Hermoine is Leontes’ queen. She is a woman of great dignity and grace, which she maintains even when she is falsely accused of adultery with Polixenes. Leontes orders her newborn babe to be taken from her and then puts her on trial. Hermoine declares her innocence and puts her trust in the judgment of Apollo, through the oracle at Delphi. When she hears that her son Mamilius is dead, she faints, and Paulina later announces that she is dead. This turns out not to be the case, however, and after sixteen years, Hermoine is restored, through Paulina’s ruse of the statue, to a penitent Leontes.

Leontes is the king of Silesia. Early in the play he conceives an irrational jealousy of his old friend Polixenes, and starts to behave like a tyrant. He has Hermoine put on trial for adultery, and orders their infant girl to be abandoned in a remote place. When he hears the oracle declaring Hermoine’s innocence, Leontes regrets his rash behavior and vows to visit every day the chapel where Hermoine and their young son Mamilius are buried.

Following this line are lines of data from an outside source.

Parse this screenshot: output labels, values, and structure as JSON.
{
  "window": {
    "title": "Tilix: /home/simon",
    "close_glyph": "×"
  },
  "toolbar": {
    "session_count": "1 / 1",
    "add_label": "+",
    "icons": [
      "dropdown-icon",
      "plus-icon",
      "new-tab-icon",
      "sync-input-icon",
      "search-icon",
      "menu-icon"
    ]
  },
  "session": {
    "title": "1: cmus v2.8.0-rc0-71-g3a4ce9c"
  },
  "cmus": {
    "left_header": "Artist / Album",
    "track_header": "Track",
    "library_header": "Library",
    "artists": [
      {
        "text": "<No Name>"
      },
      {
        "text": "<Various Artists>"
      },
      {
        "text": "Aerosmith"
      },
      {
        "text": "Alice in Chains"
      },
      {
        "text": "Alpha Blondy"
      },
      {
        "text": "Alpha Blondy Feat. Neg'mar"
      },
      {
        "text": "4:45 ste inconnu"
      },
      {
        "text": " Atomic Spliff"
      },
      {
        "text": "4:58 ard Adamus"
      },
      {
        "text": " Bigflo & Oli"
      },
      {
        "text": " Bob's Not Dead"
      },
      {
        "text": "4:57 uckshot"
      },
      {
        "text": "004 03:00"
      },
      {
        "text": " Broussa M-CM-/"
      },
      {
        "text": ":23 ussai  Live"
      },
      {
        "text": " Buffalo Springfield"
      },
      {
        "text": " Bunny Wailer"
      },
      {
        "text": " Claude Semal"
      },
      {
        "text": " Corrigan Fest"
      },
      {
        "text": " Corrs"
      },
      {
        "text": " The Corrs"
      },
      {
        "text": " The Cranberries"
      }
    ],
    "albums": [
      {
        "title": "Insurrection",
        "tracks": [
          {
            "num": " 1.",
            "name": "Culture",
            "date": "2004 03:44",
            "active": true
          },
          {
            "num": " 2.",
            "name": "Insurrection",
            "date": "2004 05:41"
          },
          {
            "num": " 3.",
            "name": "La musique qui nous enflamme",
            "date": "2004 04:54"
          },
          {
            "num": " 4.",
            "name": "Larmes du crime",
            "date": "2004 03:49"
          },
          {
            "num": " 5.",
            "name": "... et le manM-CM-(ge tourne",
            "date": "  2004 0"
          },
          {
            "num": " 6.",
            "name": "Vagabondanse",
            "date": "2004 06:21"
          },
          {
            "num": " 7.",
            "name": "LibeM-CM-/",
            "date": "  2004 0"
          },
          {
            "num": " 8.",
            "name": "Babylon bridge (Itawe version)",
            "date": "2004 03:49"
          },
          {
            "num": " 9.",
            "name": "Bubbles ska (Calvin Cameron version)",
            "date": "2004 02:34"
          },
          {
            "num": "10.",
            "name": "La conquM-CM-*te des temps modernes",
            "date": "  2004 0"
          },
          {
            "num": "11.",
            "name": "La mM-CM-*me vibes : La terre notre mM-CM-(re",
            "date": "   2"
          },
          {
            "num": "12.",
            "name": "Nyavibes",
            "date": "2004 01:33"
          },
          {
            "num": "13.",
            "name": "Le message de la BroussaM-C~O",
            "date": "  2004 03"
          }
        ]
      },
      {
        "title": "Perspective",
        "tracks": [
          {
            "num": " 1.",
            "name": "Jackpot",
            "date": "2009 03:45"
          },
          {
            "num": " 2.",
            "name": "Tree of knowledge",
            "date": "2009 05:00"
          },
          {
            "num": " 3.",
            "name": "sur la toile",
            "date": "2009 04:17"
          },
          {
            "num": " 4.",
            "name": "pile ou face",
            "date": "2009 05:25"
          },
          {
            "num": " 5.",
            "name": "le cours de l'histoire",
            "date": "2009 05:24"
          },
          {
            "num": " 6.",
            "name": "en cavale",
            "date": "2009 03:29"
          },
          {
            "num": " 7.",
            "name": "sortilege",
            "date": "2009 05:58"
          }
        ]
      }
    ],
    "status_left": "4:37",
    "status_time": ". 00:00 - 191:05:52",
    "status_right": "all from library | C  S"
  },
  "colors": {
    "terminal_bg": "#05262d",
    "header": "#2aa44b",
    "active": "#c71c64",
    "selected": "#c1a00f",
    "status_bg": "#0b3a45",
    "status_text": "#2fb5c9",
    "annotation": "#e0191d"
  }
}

He spends the next sixteen years in seclusion, before the events propelled by the elopement of Perdita and Florizel lead to a reconciliation with Polixenes and the restoration of Hermoine.

Mamilius is the ten-year-old son of Leontes and Hermoine. All agree that he is a promising boy, but he dies shortly after Hermoine is denounced by Leontes.

Mopsa is a shepherdess who participates in the sheep-shearing festival. She is Clown’s sweetheart.

Old Shepherd is the father of Clown. After he discovers the babe Perdita, he raises her as if she were his own daughter. When Polixenes discovers that the shepherd has permitted his daughter to court Florizel, he condemns him to death. Old Shepherd flees to Silesia, where he receives royal favor when the truth comes out.

Paulina is the wife of Antigonus. She is a blunt-spoken, formidable lady who staunchly defends Hermoine and does not allow Leontes to get away with his crimes. She denounces him to his face, and loses no opportunity to remind him of the havoc his jealousy has caused. She even confronts him with the baby Perdita, whom he claims is not his. In the second part of the play, Paulina tells everyone that she has commissioned a statue of Hermoine, and invites the court to the unveiling. In truth, the statue is Hermoine herself, but Paulina stage manages the whole business to create astonishment for all when she commands the statue to come down from its pedestal. At the end of the play, Leontes orders Paulina to marry Camillo (her husband Antigonus having been killed earlier).

Perdita is the baby daughter of Leontes and Hermoine. Leontes thinks she is not his child and orders her to be abandoned in a remote part of Bohemia. Perdita is found by shepherds, who raise her themselves. In the second part of the play, Perdita has grown into a beautiful, graceful girl who has fallen in love with Prince Florizel. After they are denounced by Polixenes they flee to Leontes’ court, where eventually the truth comes out and Perdita is restored to her mother and father. Perdita embodies natural beauty and goodness and has a down-to-earth common sense which is the product of her upbringing.

Polixenes is the king of Bohemia and father of Florizel. He has been close friends with Leontes since they were both boys. But on Polixenes’ visit to Silesia, Leontes conceives an irrational jealousy of him and believes he has committed adultery with Hermoine. This false accusation leads to a sixteen-year estrangement between the two men, which is only ended as a result of the romance between Florizel and Perdita.